◆ **Work to complete**
Print, exactly as written, the line containing "Give me the" and every line after it, ending with the final line of the data below.

◆ **Component data from apps and pages**
::::
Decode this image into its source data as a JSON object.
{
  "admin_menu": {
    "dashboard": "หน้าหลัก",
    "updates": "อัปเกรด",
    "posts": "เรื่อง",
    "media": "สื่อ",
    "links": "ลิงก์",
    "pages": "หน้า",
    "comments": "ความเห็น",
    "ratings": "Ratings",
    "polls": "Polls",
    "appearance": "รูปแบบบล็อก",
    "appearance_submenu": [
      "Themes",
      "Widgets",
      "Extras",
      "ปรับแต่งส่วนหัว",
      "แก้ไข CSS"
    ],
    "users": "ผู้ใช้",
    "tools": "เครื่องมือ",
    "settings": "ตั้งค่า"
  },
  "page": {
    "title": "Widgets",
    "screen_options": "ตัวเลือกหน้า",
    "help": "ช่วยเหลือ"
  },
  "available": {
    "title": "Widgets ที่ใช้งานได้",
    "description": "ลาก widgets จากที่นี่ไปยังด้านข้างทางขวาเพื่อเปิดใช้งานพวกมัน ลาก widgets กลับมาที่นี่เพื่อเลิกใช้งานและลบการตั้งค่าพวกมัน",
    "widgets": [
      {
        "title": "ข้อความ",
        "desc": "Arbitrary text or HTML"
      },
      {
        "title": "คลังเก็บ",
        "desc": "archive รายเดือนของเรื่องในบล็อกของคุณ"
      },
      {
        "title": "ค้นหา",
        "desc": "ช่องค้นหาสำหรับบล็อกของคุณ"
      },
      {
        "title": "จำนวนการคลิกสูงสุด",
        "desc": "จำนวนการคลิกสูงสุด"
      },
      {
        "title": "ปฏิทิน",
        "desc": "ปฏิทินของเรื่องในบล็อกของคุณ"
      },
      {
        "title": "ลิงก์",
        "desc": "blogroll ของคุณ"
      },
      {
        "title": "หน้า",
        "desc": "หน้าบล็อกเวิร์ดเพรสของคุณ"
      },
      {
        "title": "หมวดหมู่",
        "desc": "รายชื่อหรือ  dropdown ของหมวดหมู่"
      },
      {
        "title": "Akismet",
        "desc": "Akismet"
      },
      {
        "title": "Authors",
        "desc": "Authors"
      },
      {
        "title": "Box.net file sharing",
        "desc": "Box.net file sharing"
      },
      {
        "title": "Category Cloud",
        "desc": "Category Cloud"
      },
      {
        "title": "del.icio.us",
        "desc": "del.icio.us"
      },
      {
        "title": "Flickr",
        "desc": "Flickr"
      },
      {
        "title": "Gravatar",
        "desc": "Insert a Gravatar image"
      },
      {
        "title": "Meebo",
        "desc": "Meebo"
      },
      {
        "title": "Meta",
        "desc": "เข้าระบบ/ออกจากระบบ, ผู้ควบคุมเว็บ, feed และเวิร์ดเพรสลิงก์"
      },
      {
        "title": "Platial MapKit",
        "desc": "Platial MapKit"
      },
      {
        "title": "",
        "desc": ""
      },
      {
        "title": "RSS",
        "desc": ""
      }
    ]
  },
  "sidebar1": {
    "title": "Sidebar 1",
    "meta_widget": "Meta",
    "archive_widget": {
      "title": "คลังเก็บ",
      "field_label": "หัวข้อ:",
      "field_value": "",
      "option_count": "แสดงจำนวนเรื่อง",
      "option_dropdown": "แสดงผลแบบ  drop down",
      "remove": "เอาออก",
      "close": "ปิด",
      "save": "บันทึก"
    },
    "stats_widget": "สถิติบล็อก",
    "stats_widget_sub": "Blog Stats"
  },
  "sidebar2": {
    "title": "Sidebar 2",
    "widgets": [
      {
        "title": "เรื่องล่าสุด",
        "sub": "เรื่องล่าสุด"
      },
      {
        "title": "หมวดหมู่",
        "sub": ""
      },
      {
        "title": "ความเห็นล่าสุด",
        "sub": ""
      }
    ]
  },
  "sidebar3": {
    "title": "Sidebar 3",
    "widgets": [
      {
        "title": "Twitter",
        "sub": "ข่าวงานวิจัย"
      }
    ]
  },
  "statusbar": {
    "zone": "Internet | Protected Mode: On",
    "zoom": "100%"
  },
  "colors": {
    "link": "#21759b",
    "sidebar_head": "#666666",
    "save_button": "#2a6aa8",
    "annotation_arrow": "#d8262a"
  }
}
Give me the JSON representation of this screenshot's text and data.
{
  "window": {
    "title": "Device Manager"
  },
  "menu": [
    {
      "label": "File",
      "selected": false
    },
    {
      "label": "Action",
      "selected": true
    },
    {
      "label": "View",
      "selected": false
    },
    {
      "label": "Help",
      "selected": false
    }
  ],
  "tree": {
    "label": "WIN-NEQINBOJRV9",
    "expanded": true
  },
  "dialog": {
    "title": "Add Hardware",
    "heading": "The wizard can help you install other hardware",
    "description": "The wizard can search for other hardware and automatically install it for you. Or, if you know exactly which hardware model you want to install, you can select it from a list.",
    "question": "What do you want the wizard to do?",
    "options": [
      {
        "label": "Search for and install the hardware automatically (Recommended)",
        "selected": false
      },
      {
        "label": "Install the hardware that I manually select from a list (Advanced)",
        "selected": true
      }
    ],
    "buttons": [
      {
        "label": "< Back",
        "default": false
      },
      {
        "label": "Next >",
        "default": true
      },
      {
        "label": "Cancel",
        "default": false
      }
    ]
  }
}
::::
◆ **Exercise output**
Give me the JSON representation of this screenshot's text and data.
{
  "window": {
    "title": "Device Manager"
  },
  "menu": [
    {
      "label": "File",
      "selected": false
    },
    {
      "label": "Action",
      "selected": true
    },
    {
      "label": "View",
      "selected": false
    },
    {
      "label": "Help",
      "selected": false
    }
  ],
  "tree": {
    "label": "WIN-NEQINBOJRV9",
    "expanded": true
  },
  "dialog": {
    "title": "Add Hardware",
    "heading": "The wizard can help you install other hardware",
    "description": "The wizard can search for other hardware and automatically install it for you. Or, if you know exactly which hardware model you want to install, you can select it from a list.",
    "question": "What do you want the wizard to do?",
    "options": [
      {
        "label": "Search for and install the hardware automatically (Recommended)",
        "selected": false
      },
      {
        "label": "Install the hardware that I manually select from a list (Advanced)",
        "selected": true
      }
    ],
    "buttons": [
      {
        "label": "< Back",
        "default": false
      },
      {
        "label": "Next >",
        "default": true
      },
      {
        "label": "Cancel",
        "default": false
      }
    ]
  }
}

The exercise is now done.